Via 43 Folders, “Les Orchard: Envisioning a Tiger/Tinderbox mashup” links to “Still Seeking an Exploded Tinderbox for Tiger Â» Archive Â» Blog Â» 0xDECAFBAD“:
But, what if Tinderbox could surrender all of those functions up to TextEdit and MS Word and other desktop apps? What if all of the â€˜notesâ€™ in a Tinderbox document were just documents and files, and all of the relationships managed by Tinderbox (ie. spatial, links, aliased) were just encoded as extended attributes?
In this scenario, the file system is the Tinderbox document. Donâ€™t want to use your whole hard drive? Make a new disk image and compartmentalize things. Tinderbox could become the worldâ€™s most revolutionary Finder rethink ever invented. And the thing is, I can see all of this being enabled by Spotlight and extended attributes.
People are getting close, but the element to add to this is the notion explained in articles like that by Ars Technica’s Siracusa on the future of metadata and Spotlight, etc …
Spotlight is close, but not quite. Spotlight doesn’t treat hits as objects. One can’t right click and manipulate the files through spotlight. For example, try renaming the file. Also, it’s an annoyance that one can’t “go to this file’s location” instead of having to open finder and go there manually or open the file.
It’s getting close, but it’s not there yet. When the file system is more like a real database and the metadata magic reaches the kind of level imagined in Siracusa’s articles, then that will sure be something. Spotlight, iTunes are glimspes of the future … and system-level, pervasive access to the kind of services provided by Tinderbox, DevonThink and the rest are there. It’s ready to burst out and change everything … but it’s being held back.

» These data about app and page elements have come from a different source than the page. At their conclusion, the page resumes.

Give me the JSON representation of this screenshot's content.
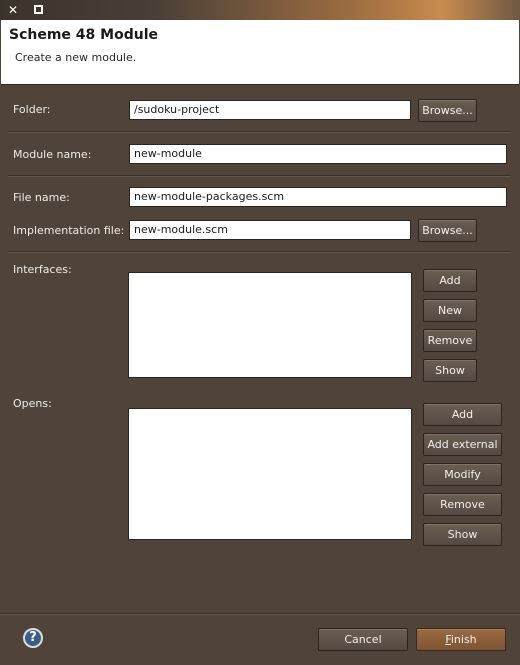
{
  "titlebar": {
    "close_glyph": "✕",
    "maximize_glyph": ""
  },
  "header": {
    "title": "Scheme 48 Module",
    "description": "Create a new module."
  },
  "form": {
    "folder_label": "Folder:",
    "folder_value": "/sudoku-project",
    "module_name_label": "Module name:",
    "module_name_value": "new-module",
    "file_name_label": "File name:",
    "file_name_value": "new-module-packages.scm",
    "impl_file_label": "Implementation file:",
    "impl_file_value": "new-module.scm",
    "browse_label": "Browse..."
  },
  "interfaces": {
    "label": "Interfaces:",
    "buttons": [
      "Add",
      "New",
      "Remove",
      "Show"
    ]
  },
  "opens": {
    "label": "Opens:",
    "buttons": [
      "Add",
      "Add external",
      "Modify",
      "Remove",
      "Show"
    ]
  },
  "footer": {
    "help_glyph": "?",
    "cancel_label": "Cancel",
    "finish_first": "F",
    "finish_rest": "inish"
  }
}
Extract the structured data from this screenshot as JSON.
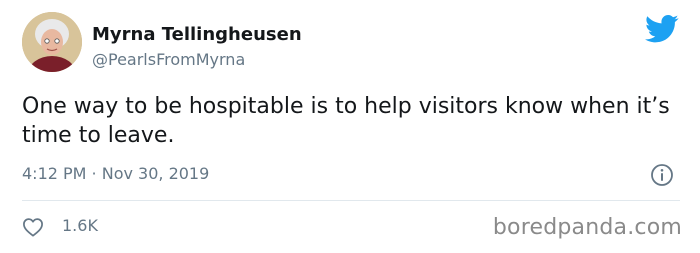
{
  "author": {
    "display_name": "Myrna Tellingheusen",
    "handle": "@PearlsFromMyrna"
  },
  "tweet": {
    "text": "One way to be hospitable is to help visitors know when it’s time to leave.",
    "timestamp": "4:12 PM · Nov 30, 2019",
    "likes": "1.6K"
  },
  "icons": {
    "brand": "twitter-bird-icon",
    "info": "info-icon",
    "like": "heart-icon"
  },
  "watermark": "boredpanda.com",
  "colors": {
    "twitter_blue": "#1da1f2",
    "secondary_text": "#657786",
    "primary_text": "#14171a",
    "divider": "#e1e8ed"
  }
}
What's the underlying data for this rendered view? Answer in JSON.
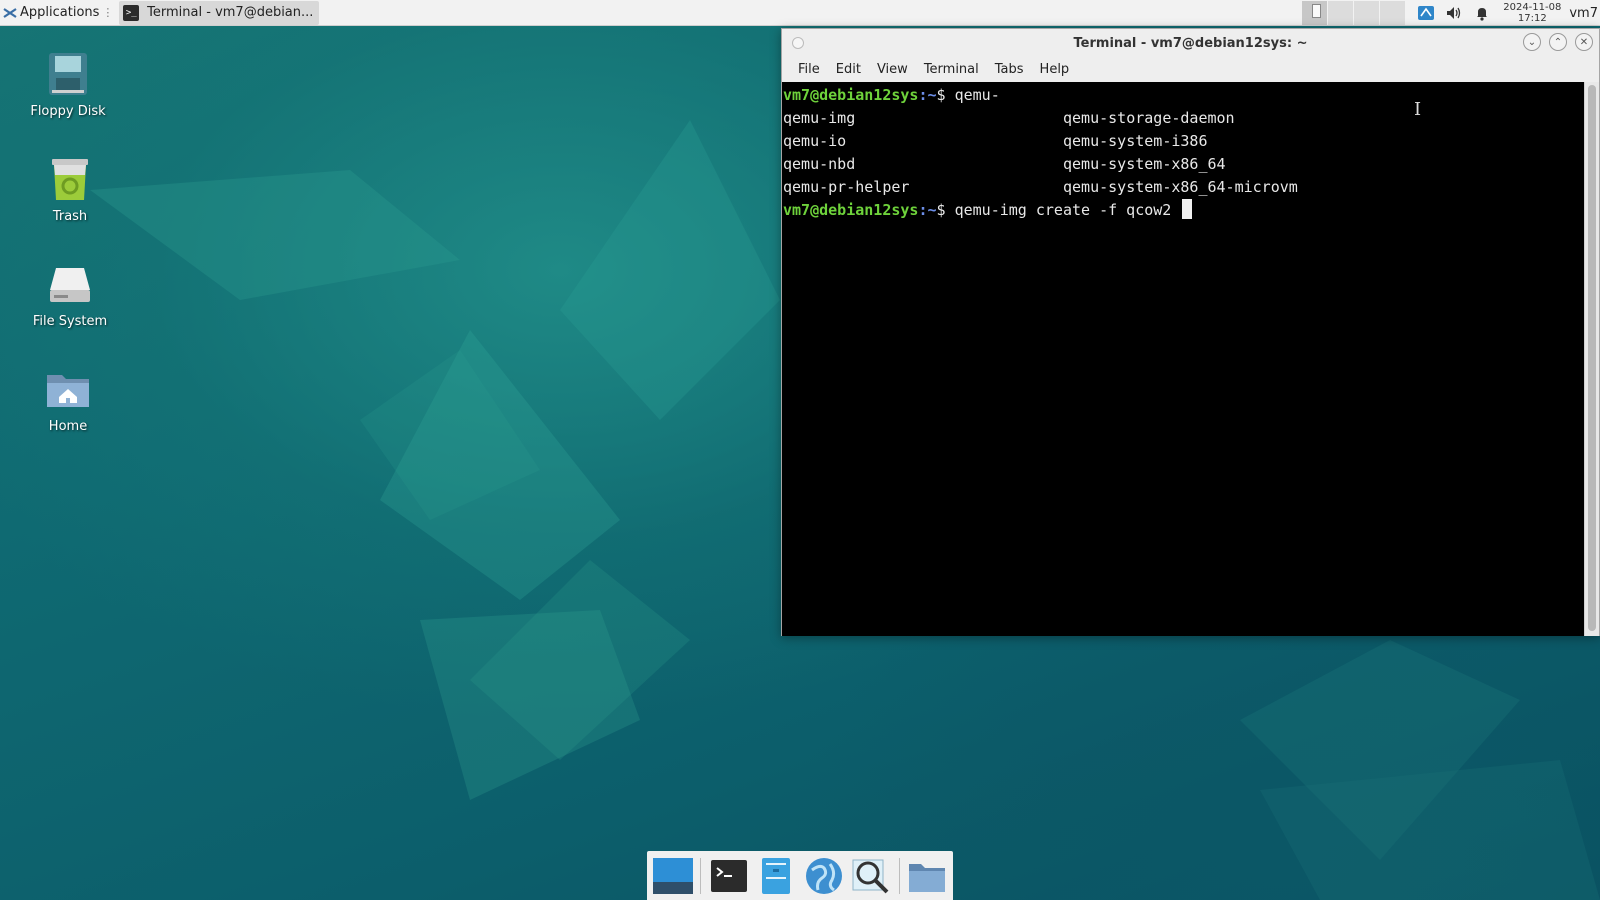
{
  "top_panel": {
    "apps_label": "Applications",
    "task_title": "Terminal - vm7@debian...",
    "clock_date": "2024-11-08",
    "clock_time": "17:12",
    "user": "vm7"
  },
  "desktop": {
    "icons": [
      {
        "label": "Floppy Disk",
        "icon": "floppy-disk-icon"
      },
      {
        "label": "Trash",
        "icon": "trash-icon"
      },
      {
        "label": "File System",
        "icon": "drive-icon"
      },
      {
        "label": "Home",
        "icon": "home-folder-icon"
      }
    ]
  },
  "terminal": {
    "title": "Terminal - vm7@debian12sys: ~",
    "menu": [
      "File",
      "Edit",
      "View",
      "Terminal",
      "Tabs",
      "Help"
    ],
    "prompt_user": "vm7@debian12sys",
    "prompt_path": ":~",
    "prompt_symbol": "$",
    "first_command": "qemu-",
    "completions": [
      [
        "qemu-img",
        "qemu-storage-daemon"
      ],
      [
        "qemu-io",
        "qemu-system-i386"
      ],
      [
        "qemu-nbd",
        "qemu-system-x86_64"
      ],
      [
        "qemu-pr-helper",
        "qemu-system-x86_64-microvm"
      ]
    ],
    "current_command": "qemu-img create -f qcow2"
  },
  "dock": {
    "items": [
      "show-desktop-icon",
      "terminal-icon",
      "file-manager-icon",
      "web-browser-icon",
      "app-finder-icon",
      "folder-icon"
    ]
  },
  "colors": {
    "prompt_user": "#6ed23b",
    "prompt_path": "#6c8ee8",
    "terminal_bg": "#000000",
    "desktop_bg": "#0e5a67"
  }
}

Mac OS X would be to other operating systems as wiki is to the web, perhaps?